This bridge is an early example of a highway truss with riveted connections. The bridge was relocated from an unknown located to this site in 1953. The bridge retains decorative lattice railing. The bridge has unusually large struts and the top chord and end post built-up beams have front-to-front channels which is uncommon.
Information and Findings From Pennsylvania's Historic Bridge Inventory
Discussion of Bridge
The one-span, 105'-long, steel, Pratt thru truss bridge, built ca. 1905, has built-up members, lattice railings, and is supported on stone abutments. The upper chord-diagonal connections have bolts replacing original rivets at the gusset plates, but the lower chord connections are still riveted. U-shaped floorbeam hangers pick up rolled floorbeams and pass over saddles at the lower chord connections. According to county records, the truss bridge was moved to this site from another location in 1953. It is representative of the transition period from 1895 to 1905 when riveted connections replaced pinned connections as the dominant type of metal truss bridge connection. U-shaped floorbeam hangers, a detail most often associated with pin connected bridges, are an important transition detail. Riveted truss bridges with Ushaped floorbeam hangers are not common. Relocation did not result in significant alterations. It is an individually significant example of its type and design. The bridge is evaluated in the 1995 Worth-Jefferis HD nomination as a noncontributing resource based on the fact that it was placed at its present location in 1953, and thus postdates the district's 1707-1943 period of significance.

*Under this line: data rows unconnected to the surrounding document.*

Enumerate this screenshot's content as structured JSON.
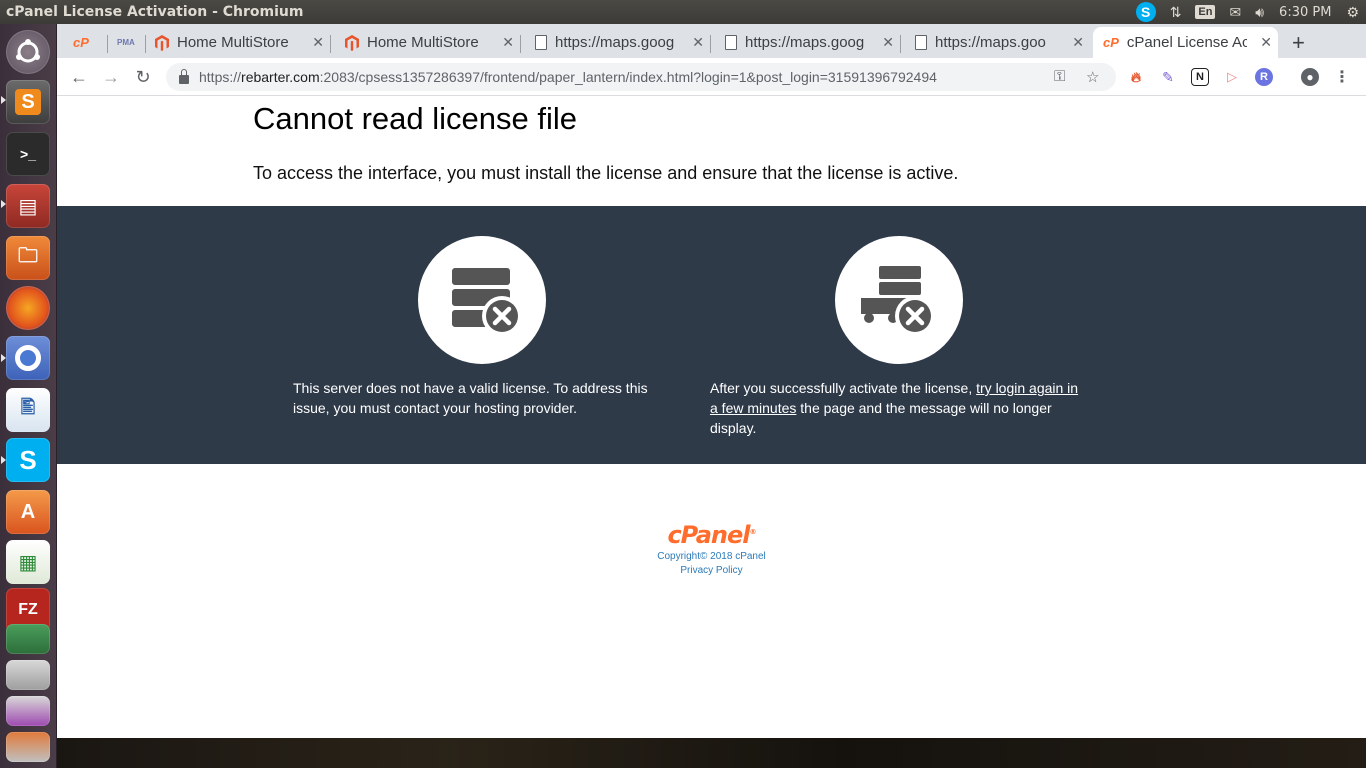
{
  "top_panel": {
    "window_title": "cPanel License Activation - Chromium",
    "keyboard_layout": "En",
    "clock": "6:30 PM"
  },
  "tabs": [
    {
      "label": "",
      "favicon": "cpanel-favicon"
    },
    {
      "label": "",
      "favicon": "phpmyadmin-favicon"
    },
    {
      "label": "Home MultiStore",
      "favicon": "magento-favicon"
    },
    {
      "label": "Home MultiStore",
      "favicon": "magento-favicon"
    },
    {
      "label": "https://maps.goog",
      "favicon": "document-favicon"
    },
    {
      "label": "https://maps.goog",
      "favicon": "document-favicon"
    },
    {
      "label": "https://maps.goo",
      "favicon": "document-favicon"
    },
    {
      "label": "cPanel License Act",
      "favicon": "cpanel-favicon",
      "active": true
    }
  ],
  "omnibox": {
    "scheme": "https://",
    "host": "rebarter.com",
    "rest": ":2083/cpsess1357286397/frontend/paper_lantern/index.html?login=1&post_login=31591396792494"
  },
  "page": {
    "heading": "Cannot read license file",
    "intro": "To access the interface, you must install the license and ensure that the license is active.",
    "left_text": "This server does not have a valid license. To address this issue, you must contact your hosting provider.",
    "right_text_before": "After you successfully activate the license, ",
    "right_link": "try login again in a few minutes",
    "right_text_after": " the page and the message will no longer display."
  },
  "footer": {
    "logo": "cPanel",
    "copyright": "Copyright© 2018 cPanel",
    "privacy": "Privacy Policy"
  },
  "colors": {
    "band": "#2f3a49",
    "cpanel_orange": "#ff6c2c",
    "link_blue": "#2b7bb9"
  }
}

The bridge was not, however, evaluated based on its own individual merits, and in fact is misidentified as a "steel trestle." The nomination also did not note that the bridge is an older structure that was relocated.
Discussion of Surrounding Area

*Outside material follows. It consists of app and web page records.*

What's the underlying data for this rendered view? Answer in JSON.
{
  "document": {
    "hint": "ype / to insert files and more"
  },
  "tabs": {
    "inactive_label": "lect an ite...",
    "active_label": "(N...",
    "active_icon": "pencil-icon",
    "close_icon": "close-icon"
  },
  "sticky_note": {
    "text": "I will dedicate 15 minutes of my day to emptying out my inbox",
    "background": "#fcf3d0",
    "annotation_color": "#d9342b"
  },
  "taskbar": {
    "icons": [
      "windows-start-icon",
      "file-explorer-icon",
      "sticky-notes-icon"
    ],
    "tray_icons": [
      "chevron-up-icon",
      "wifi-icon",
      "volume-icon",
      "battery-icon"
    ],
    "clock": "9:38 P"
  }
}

The bridge carries 1 lane of a 2 lane road over a stream in a rural setting with open fields to all four quadrants. The bridge is located in the Worth-Jefferis HD, an 1,800 acre rural historic district that is significant in the areas of exploration, agriculture, and architecture with a period of significance of 1707-1943.
Bridge Considered Historic By Survey: Yes
Coordinates (Latitude, Longitude):
Search For Additional Bridge Listings:
© Copyright 2003-2022, HistoricBridges.org. All Rights Reserved. Disclaimer: HistoricBridges.org is a volunteer group of private citizens. HistoricBridges.org is NOT a government agency, does not represent or work with any governmental agencies, nor is it in any way associated with any government agency or any non-profit organization. While we strive for accuracy in our factual content, HistoricBridges.org offers no guarantee of accuracy. Information is provided "as is" without warranty of any kind, either expressed or implied. Information could include technical inaccuracies or errors of omission. Opinions and commentary are the opinions of the respective HistoricBridges.org member who made them and do not necessarily represent the views of anyone else, including any outside photographers whose images may appear on the page in which the commentary appears. HistoricBridges.org does not bear any responsibility for any consequences resulting from the use of this or any other HistoricBridges.org information. Owners and users of bridges have the responsibility of correctly following all applicable laws, rules, and regulations, regardless of any HistoricBridges.org information.